▶ _Problem details_:
Repeat the whole of the data, keeping every detail the same.

[[ Information supplied, beginning ]]

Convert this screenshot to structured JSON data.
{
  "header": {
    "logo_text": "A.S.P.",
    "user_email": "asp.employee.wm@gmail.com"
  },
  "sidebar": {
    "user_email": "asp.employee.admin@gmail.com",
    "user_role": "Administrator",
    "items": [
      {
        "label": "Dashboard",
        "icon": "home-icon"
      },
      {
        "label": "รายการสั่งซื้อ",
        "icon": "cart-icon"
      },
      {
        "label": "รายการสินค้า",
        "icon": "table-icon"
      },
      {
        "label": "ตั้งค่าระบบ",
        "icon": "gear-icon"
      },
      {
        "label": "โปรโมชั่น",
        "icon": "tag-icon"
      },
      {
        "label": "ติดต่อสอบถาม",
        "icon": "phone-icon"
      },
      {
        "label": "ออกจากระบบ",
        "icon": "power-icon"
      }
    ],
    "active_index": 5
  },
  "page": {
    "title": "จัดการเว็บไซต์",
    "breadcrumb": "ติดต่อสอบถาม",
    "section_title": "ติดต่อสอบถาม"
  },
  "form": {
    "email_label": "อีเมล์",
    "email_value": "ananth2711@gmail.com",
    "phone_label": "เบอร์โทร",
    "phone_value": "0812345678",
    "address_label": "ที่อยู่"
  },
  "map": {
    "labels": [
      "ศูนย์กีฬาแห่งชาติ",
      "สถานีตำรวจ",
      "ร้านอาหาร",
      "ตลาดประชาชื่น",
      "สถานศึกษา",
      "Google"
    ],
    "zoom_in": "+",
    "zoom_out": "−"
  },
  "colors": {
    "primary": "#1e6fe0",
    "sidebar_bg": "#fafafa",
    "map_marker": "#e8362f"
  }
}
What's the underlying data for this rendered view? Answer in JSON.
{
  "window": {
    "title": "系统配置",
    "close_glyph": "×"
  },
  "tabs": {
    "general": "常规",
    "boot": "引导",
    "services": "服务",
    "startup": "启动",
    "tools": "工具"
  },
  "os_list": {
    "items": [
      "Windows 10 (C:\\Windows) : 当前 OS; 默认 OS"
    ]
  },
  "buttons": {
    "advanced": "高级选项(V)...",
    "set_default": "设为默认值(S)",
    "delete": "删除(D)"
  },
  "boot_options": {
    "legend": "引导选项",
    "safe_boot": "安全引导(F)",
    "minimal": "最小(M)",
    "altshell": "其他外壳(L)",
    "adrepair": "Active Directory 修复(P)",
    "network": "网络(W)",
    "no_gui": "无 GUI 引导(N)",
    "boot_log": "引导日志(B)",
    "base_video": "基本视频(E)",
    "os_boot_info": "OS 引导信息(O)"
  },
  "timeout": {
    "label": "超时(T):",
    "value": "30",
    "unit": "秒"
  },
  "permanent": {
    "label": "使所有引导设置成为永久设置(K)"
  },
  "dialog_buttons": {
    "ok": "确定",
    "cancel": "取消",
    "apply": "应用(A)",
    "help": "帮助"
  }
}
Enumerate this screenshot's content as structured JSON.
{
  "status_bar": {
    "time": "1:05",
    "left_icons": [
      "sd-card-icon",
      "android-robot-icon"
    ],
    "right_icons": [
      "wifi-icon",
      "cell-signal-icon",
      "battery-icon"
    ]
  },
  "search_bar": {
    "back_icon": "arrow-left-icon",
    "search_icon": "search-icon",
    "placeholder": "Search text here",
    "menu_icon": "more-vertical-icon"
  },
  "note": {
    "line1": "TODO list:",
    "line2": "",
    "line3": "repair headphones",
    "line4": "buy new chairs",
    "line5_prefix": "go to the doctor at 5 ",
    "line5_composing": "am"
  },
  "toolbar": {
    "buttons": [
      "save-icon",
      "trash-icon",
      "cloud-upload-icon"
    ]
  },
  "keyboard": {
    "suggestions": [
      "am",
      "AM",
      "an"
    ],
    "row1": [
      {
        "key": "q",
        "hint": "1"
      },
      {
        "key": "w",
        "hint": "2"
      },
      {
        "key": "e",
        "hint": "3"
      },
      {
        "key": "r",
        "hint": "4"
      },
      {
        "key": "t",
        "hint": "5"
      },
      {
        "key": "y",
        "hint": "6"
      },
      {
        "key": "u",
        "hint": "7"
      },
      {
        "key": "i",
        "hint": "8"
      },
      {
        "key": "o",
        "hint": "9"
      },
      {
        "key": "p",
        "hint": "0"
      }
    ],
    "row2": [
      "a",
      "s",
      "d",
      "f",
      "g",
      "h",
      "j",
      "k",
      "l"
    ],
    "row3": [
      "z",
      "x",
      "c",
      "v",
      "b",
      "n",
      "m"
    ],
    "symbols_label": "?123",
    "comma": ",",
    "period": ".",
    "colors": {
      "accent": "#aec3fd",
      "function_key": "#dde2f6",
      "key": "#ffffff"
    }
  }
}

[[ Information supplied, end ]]

▶ _Solution for this task_:
Convert this screenshot to structured JSON data.
{
  "header": {
    "logo_text": "A.S.P.",
    "user_email": "asp.employee.wm@gmail.com"
  },
  "sidebar": {
    "user_email": "asp.employee.admin@gmail.com",
    "user_role": "Administrator",
    "items": [
      {
        "label": "Dashboard",
        "icon": "home-icon"
      },
      {
        "label": "รายการสั่งซื้อ",
        "icon": "cart-icon"
      },
      {
        "label": "รายการสินค้า",
        "icon": "table-icon"
      },
      {
        "label": "ตั้งค่าระบบ",
        "icon": "gear-icon"
      },
      {
        "label": "โปรโมชั่น",
        "icon": "tag-icon"
      },
      {
        "label": "ติดต่อสอบถาม",
        "icon": "phone-icon"
      },
      {
        "label": "ออกจากระบบ",
        "icon": "power-icon"
      }
    ],
    "active_index": 5
  },
  "page": {
    "title": "จัดการเว็บไซต์",
    "breadcrumb": "ติดต่อสอบถาม",
    "section_title": "ติดต่อสอบถาม"
  },
  "form": {
    "email_label": "อีเมล์",
    "email_value": "ananth2711@gmail.com",
    "phone_label": "เบอร์โทร",
    "phone_value": "0812345678",
    "address_label": "ที่อยู่"
  },
  "map": {
    "labels": [
      "ศูนย์กีฬาแห่งชาติ",
      "สถานีตำรวจ",
      "ร้านอาหาร",
      "ตลาดประชาชื่น",
      "สถานศึกษา",
      "Google"
    ],
    "zoom_in": "+",
    "zoom_out": "−"
  },
  "colors": {
    "primary": "#1e6fe0",
    "sidebar_bg": "#fafafa",
    "map_marker": "#e8362f"
  }
}
What's the underlying data for this rendered view? Answer in JSON.
{
  "window": {
    "title": "系统配置",
    "close_glyph": "×"
  },
  "tabs": {
    "general": "常规",
    "boot": "引导",
    "services": "服务",
    "startup": "启动",
    "tools": "工具"
  },
  "os_list": {
    "items": [
      "Windows 10 (C:\\Windows) : 当前 OS; 默认 OS"
    ]
  },
  "buttons": {
    "advanced": "高级选项(V)...",
    "set_default": "设为默认值(S)",
    "delete": "删除(D)"
  },
  "boot_options": {
    "legend": "引导选项",
    "safe_boot": "安全引导(F)",
    "minimal": "最小(M)",
    "altshell": "其他外壳(L)",
    "adrepair": "Active Directory 修复(P)",
    "network": "网络(W)",
    "no_gui": "无 GUI 引导(N)",
    "boot_log": "引导日志(B)",
    "base_video": "基本视频(E)",
    "os_boot_info": "OS 引导信息(O)"
  },
  "timeout": {
    "label": "超时(T):",
    "value": "30",
    "unit": "秒"
  },
  "permanent": {
    "label": "使所有引导设置成为永久设置(K)"
  },
  "dialog_buttons": {
    "ok": "确定",
    "cancel": "取消",
    "apply": "应用(A)",
    "help": "帮助"
  }
}
Enumerate this screenshot's content as structured JSON.
{
  "status_bar": {
    "time": "1:05",
    "left_icons": [
      "sd-card-icon",
      "android-robot-icon"
    ],
    "right_icons": [
      "wifi-icon",
      "cell-signal-icon",
      "battery-icon"
    ]
  },
  "search_bar": {
    "back_icon": "arrow-left-icon",
    "search_icon": "search-icon",
    "placeholder": "Search text here",
    "menu_icon": "more-vertical-icon"
  },
  "note": {
    "line1": "TODO list:",
    "line2": "",
    "line3": "repair headphones",
    "line4": "buy new chairs",
    "line5_prefix": "go to the doctor at 5 ",
    "line5_composing": "am"
  },
  "toolbar": {
    "buttons": [
      "save-icon",
      "trash-icon",
      "cloud-upload-icon"
    ]
  },
  "keyboard": {
    "suggestions": [
      "am",
      "AM",
      "an"
    ],
    "row1": [
      {
        "key": "q",
        "hint": "1"
      },
      {
        "key": "w",
        "hint": "2"
      },
      {
        "key": "e",
        "hint": "3"
      },
      {
        "key": "r",
        "hint": "4"
      },
      {
        "key": "t",
        "hint": "5"
      },
      {
        "key": "y",
        "hint": "6"
      },
      {
        "key": "u",
        "hint": "7"
      },
      {
        "key": "i",
        "hint": "8"
      },
      {
        "key": "o",
        "hint": "9"
      },
      {
        "key": "p",
        "hint": "0"
      }
    ],
    "row2": [
      "a",
      "s",
      "d",
      "f",
      "g",
      "h",
      "j",
      "k",
      "l"
    ],
    "row3": [
      "z",
      "x",
      "c",
      "v",
      "b",
      "n",
      "m"
    ],
    "symbols_label": "?123",
    "comma": ",",
    "period": ".",
    "colors": {
      "accent": "#aec3fd",
      "function_key": "#dde2f6",
      "key": "#ffffff"
    }
  }
}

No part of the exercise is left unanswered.